Task to complete
Every record is to be copied unchanged, except that its pictures are removed.

The data

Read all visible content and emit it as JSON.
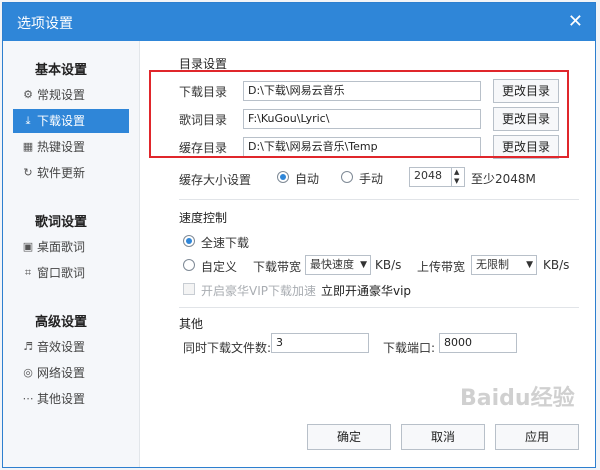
{
  "dialog": {
    "title": "选项设置"
  },
  "sidebar": {
    "groups": [
      {
        "title": "基本设置",
        "items": [
          {
            "label": "常规设置",
            "icon": "settings-icon"
          },
          {
            "label": "下载设置",
            "icon": "download-icon",
            "active": true
          },
          {
            "label": "热键设置",
            "icon": "keyboard-icon"
          },
          {
            "label": "软件更新",
            "icon": "update-icon"
          }
        ]
      },
      {
        "title": "歌词设置",
        "items": [
          {
            "label": "桌面歌词",
            "icon": "desktop-lyric-icon"
          },
          {
            "label": "窗口歌词",
            "icon": "window-lyric-icon"
          }
        ]
      },
      {
        "title": "高级设置",
        "items": [
          {
            "label": "音效设置",
            "icon": "equalizer-icon"
          },
          {
            "label": "网络设置",
            "icon": "network-icon"
          },
          {
            "label": "其他设置",
            "icon": "more-icon"
          }
        ]
      }
    ]
  },
  "directory": {
    "section_title": "目录设置",
    "rows": [
      {
        "label": "下载目录",
        "value": "D:\\下载\\网易云音乐",
        "button": "更改目录"
      },
      {
        "label": "歌词目录",
        "value": "F:\\KuGou\\Lyric\\",
        "button": "更改目录"
      },
      {
        "label": "缓存目录",
        "value": "D:\\下载\\网易云音乐\\Temp",
        "button": "更改目录"
      }
    ]
  },
  "cache": {
    "label": "缓存大小设置",
    "auto_label": "自动",
    "manual_label": "手动",
    "size_value": "2048",
    "min_text": "至少2048M",
    "selected": "auto"
  },
  "speed": {
    "section_title": "速度控制",
    "full_label": "全速下载",
    "custom_label": "自定义",
    "download_bw_label": "下载带宽",
    "download_bw_value": "最快速度",
    "download_unit": "KB/s",
    "upload_bw_label": "上传带宽",
    "upload_bw_value": "无限制",
    "upload_unit": "KB/s",
    "vip_label": "开启豪华VIP下载加速",
    "vip_link": "立即开通豪华vip",
    "selected": "full"
  },
  "other": {
    "section_title": "其他",
    "concurrent_label": "同时下载文件数:",
    "concurrent_value": "3",
    "port_label": "下载端口:",
    "port_value": "8000"
  },
  "footer": {
    "ok": "确定",
    "cancel": "取消",
    "apply": "应用"
  },
  "watermark": "Baidu经验",
  "colors": {
    "accent": "#2f86d8",
    "highlight_box": "#e0262b"
  }
}
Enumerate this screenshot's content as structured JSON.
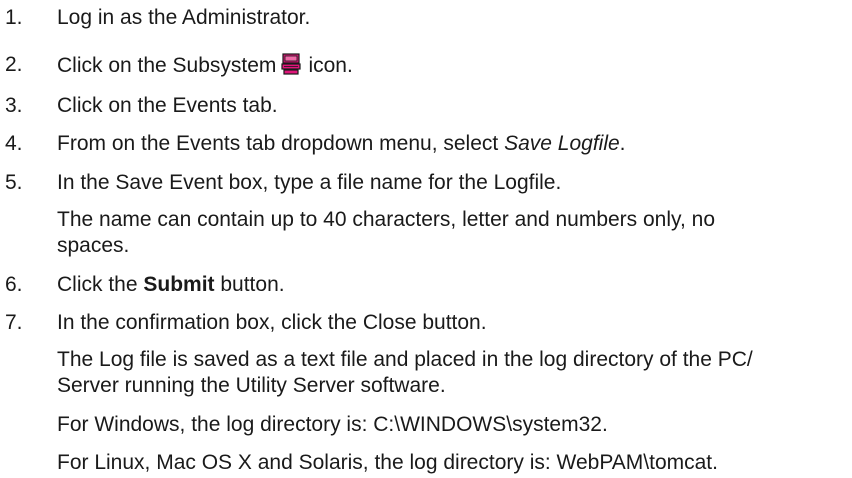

Task solution
Read all visible content and emit it as JSON.
{
  "dialog": {
    "title": "选项设置"
  },
  "sidebar": {
    "groups": [
      {
        "title": "基本设置",
        "items": [
          {
            "label": "常规设置",
            "icon": "settings-icon"
          },
          {
            "label": "下载设置",
            "icon": "download-icon",
            "active": true
          },
          {
            "label": "热键设置",
            "icon": "keyboard-icon"
          },
          {
            "label": "软件更新",
            "icon": "update-icon"
          }
        ]
      },
      {
        "title": "歌词设置",
        "items": [
          {
            "label": "桌面歌词",
            "icon": "desktop-lyric-icon"
          },
          {
            "label": "窗口歌词",
            "icon": "window-lyric-icon"
          }
        ]
      },
      {
        "title": "高级设置",
        "items": [
          {
            "label": "音效设置",
            "icon": "equalizer-icon"
          },
          {
            "label": "网络设置",
            "icon": "network-icon"
          },
          {
            "label": "其他设置",
            "icon": "more-icon"
          }
        ]
      }
    ]
  },
  "directory": {
    "section_title": "目录设置",
    "rows": [
      {
        "label": "下载目录",
        "value": "D:\\下载\\网易云音乐",
        "button": "更改目录"
      },
      {
        "label": "歌词目录",
        "value": "F:\\KuGou\\Lyric\\",
        "button": "更改目录"
      },
      {
        "label": "缓存目录",
        "value": "D:\\下载\\网易云音乐\\Temp",
        "button": "更改目录"
      }
    ]
  },
  "cache": {
    "label": "缓存大小设置",
    "auto_label": "自动",
    "manual_label": "手动",
    "size_value": "2048",
    "min_text": "至少2048M",
    "selected": "auto"
  },
  "speed": {
    "section_title": "速度控制",
    "full_label": "全速下载",
    "custom_label": "自定义",
    "download_bw_label": "下载带宽",
    "download_bw_value": "最快速度",
    "download_unit": "KB/s",
    "upload_bw_label": "上传带宽",
    "upload_bw_value": "无限制",
    "upload_unit": "KB/s",
    "vip_label": "开启豪华VIP下载加速",
    "vip_link": "立即开通豪华vip",
    "selected": "full"
  },
  "other": {
    "section_title": "其他",
    "concurrent_label": "同时下载文件数:",
    "concurrent_value": "3",
    "port_label": "下载端口:",
    "port_value": "8000"
  },
  "footer": {
    "ok": "确定",
    "cancel": "取消",
    "apply": "应用"
  },
  "watermark": "Baidu经验",
  "colors": {
    "accent": "#2f86d8",
    "highlight_box": "#e0262b"
  }
}
Enumerate this screenshot's content as structured JSON.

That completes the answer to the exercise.